» Exercise description: Scan the material below for the string "Standard". Report every line that has it.

(The input)

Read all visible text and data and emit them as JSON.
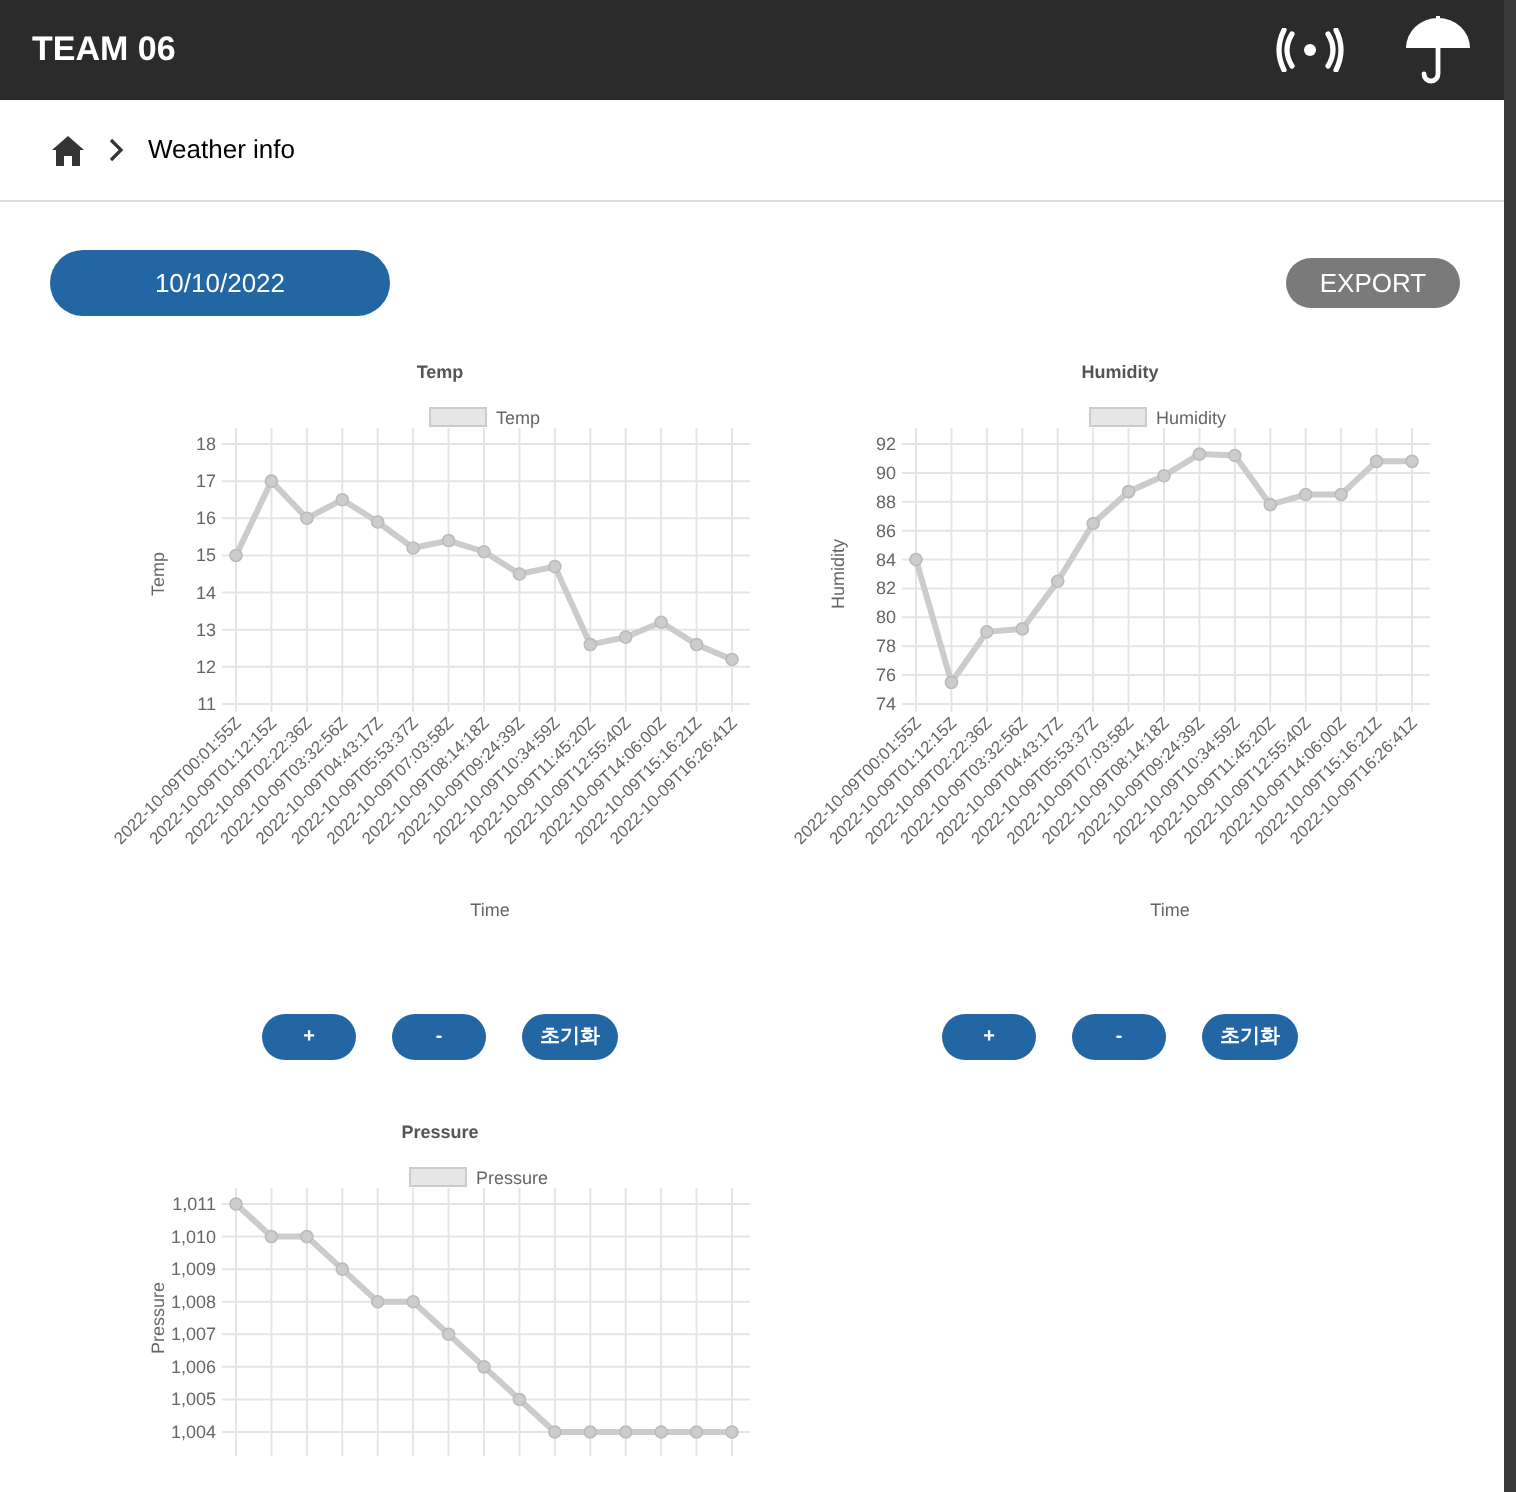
{
  "header": {
    "title": "TEAM 06"
  },
  "breadcrumb": {
    "label": "Weather info"
  },
  "date_button": "10/10/2022",
  "export_button": "EXPORT",
  "charts": [
    {
      "controls": [
        "+",
        "-",
        "초기화"
      ],
      "chart_data": {
        "type": "line",
        "title": "Temp",
        "xlabel": "Time",
        "ylabel": "Temp",
        "categories": [
          "2022-10-09T00:01:55Z",
          "2022-10-09T01:12:15Z",
          "2022-10-09T02:22:36Z",
          "2022-10-09T03:32:56Z",
          "2022-10-09T04:43:17Z",
          "2022-10-09T05:53:37Z",
          "2022-10-09T07:03:58Z",
          "2022-10-09T08:14:18Z",
          "2022-10-09T09:24:39Z",
          "2022-10-09T10:34:59Z",
          "2022-10-09T11:45:20Z",
          "2022-10-09T12:55:40Z",
          "2022-10-09T14:06:00Z",
          "2022-10-09T15:16:21Z",
          "2022-10-09T16:26:41Z"
        ],
        "grid": true,
        "series": [
          {
            "name": "Temp",
            "color": "#cccccc",
            "marker": true,
            "values": [
              15.0,
              17.0,
              16.0,
              16.5,
              15.9,
              15.2,
              15.4,
              15.1,
              14.5,
              14.7,
              12.6,
              12.8,
              13.2,
              12.6,
              12.2
            ]
          }
        ],
        "ylim": [
          11,
          18
        ],
        "yticks": [
          11,
          12,
          13,
          14,
          15,
          16,
          17,
          18
        ]
      }
    },
    {
      "controls": [
        "+",
        "-",
        "초기화"
      ],
      "chart_data": {
        "type": "line",
        "title": "Humidity",
        "xlabel": "Time",
        "ylabel": "Humidity",
        "categories": [
          "2022-10-09T00:01:55Z",
          "2022-10-09T01:12:15Z",
          "2022-10-09T02:22:36Z",
          "2022-10-09T03:32:56Z",
          "2022-10-09T04:43:17Z",
          "2022-10-09T05:53:37Z",
          "2022-10-09T07:03:58Z",
          "2022-10-09T08:14:18Z",
          "2022-10-09T09:24:39Z",
          "2022-10-09T10:34:59Z",
          "2022-10-09T11:45:20Z",
          "2022-10-09T12:55:40Z",
          "2022-10-09T14:06:00Z",
          "2022-10-09T15:16:21Z",
          "2022-10-09T16:26:41Z"
        ],
        "grid": true,
        "series": [
          {
            "name": "Humidity",
            "color": "#cccccc",
            "marker": true,
            "values": [
              84,
              75.5,
              79,
              79.2,
              82.5,
              86.5,
              88.7,
              89.8,
              91.3,
              91.2,
              87.8,
              88.5,
              88.5,
              90.8,
              90.8
            ]
          }
        ],
        "ylim": [
          74,
          92
        ],
        "yticks": [
          74,
          76,
          78,
          80,
          82,
          84,
          86,
          88,
          90,
          92
        ]
      }
    },
    {
      "chart_data": {
        "type": "line",
        "title": "Pressure",
        "ylabel": "Pressure",
        "grid": true,
        "series": [
          {
            "name": "Pressure",
            "color": "#cccccc",
            "marker": true,
            "values": [
              1011,
              1010,
              1010,
              1009,
              1008,
              1008,
              1007,
              1006,
              1005,
              1004,
              1004,
              1004,
              1004,
              1004,
              1004
            ]
          }
        ],
        "ylim": [
          1004,
          1011
        ],
        "yticks": [
          {
            "value": 1004,
            "label": "1,004"
          },
          {
            "value": 1005,
            "label": "1,005"
          },
          {
            "value": 1006,
            "label": "1,006"
          },
          {
            "value": 1007,
            "label": "1,007"
          },
          {
            "value": 1008,
            "label": "1,008"
          },
          {
            "value": 1009,
            "label": "1,009"
          },
          {
            "value": 1010,
            "label": "1,010"
          },
          {
            "value": 1011,
            "label": "1,011"
          }
        ]
      }
    }
  ]
}
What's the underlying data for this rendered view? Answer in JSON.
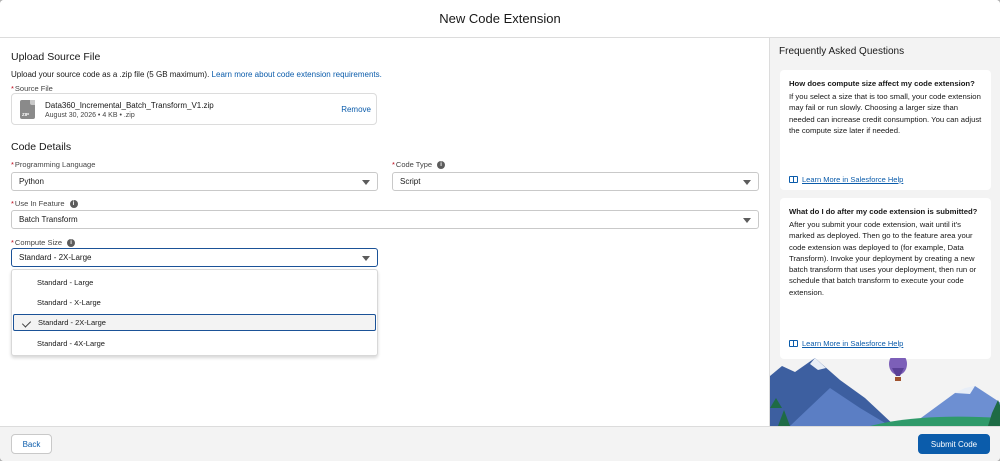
{
  "modal": {
    "title": "New Code Extension"
  },
  "upload": {
    "heading": "Upload Source File",
    "description": "Upload your source code as a .zip file (5 GB maximum).",
    "link": "Learn more about code extension requirements.",
    "source_label": "Source File",
    "file": {
      "icon": "zip-file-icon",
      "icon_text": "ZIP",
      "name": "Data360_Incremental_Batch_Transform_V1.zip",
      "meta": "August 30, 2026 • 4 KB • .zip",
      "remove_label": "Remove"
    }
  },
  "code_details": {
    "heading": "Code Details",
    "programming_language": {
      "label": "Programming Language",
      "value": "Python"
    },
    "code_type": {
      "label": "Code Type",
      "value": "Script"
    },
    "use_in_feature": {
      "label": "Use In Feature",
      "value": "Batch Transform"
    },
    "compute_size": {
      "label": "Compute Size",
      "value": "Standard - 2X-Large",
      "options": [
        "Standard - Large",
        "Standard - X-Large",
        "Standard - 2X-Large",
        "Standard - 4X-Large"
      ],
      "selected_index": 2
    }
  },
  "faq": {
    "title": "Frequently Asked Questions",
    "items": [
      {
        "question": "How does compute size affect my code extension?",
        "answer": "If you select a size that is too small, your code extension may fail or run slowly. Choosing a larger size than needed can increase credit consumption. You can adjust the compute size later if needed.",
        "link": "Learn More in Salesforce Help"
      },
      {
        "question": "What do I do after my code extension is submitted?",
        "answer": "After you submit your code extension, wait until it's marked as deployed. Then go to the feature area your code extension was deployed to (for example, Data Transform). Invoke your deployment by creating a new batch transform that uses your deployment, then run or schedule that batch transform to execute your code extension.",
        "link": "Learn More in Salesforce Help"
      }
    ]
  },
  "footer": {
    "back_label": "Back",
    "submit_label": "Submit Code"
  },
  "colors": {
    "brand": "#0b5cab",
    "required": "#ba0517",
    "focus": "#1b5297",
    "panel": "#f3f3f3"
  }
}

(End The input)

» Answer to this exercise:
      "value": "Standard - 2X-Large",
        "Standard - Large",
        "Standard - X-Large",
        "Standard - 2X-Large",
        "Standard - 4X-Large"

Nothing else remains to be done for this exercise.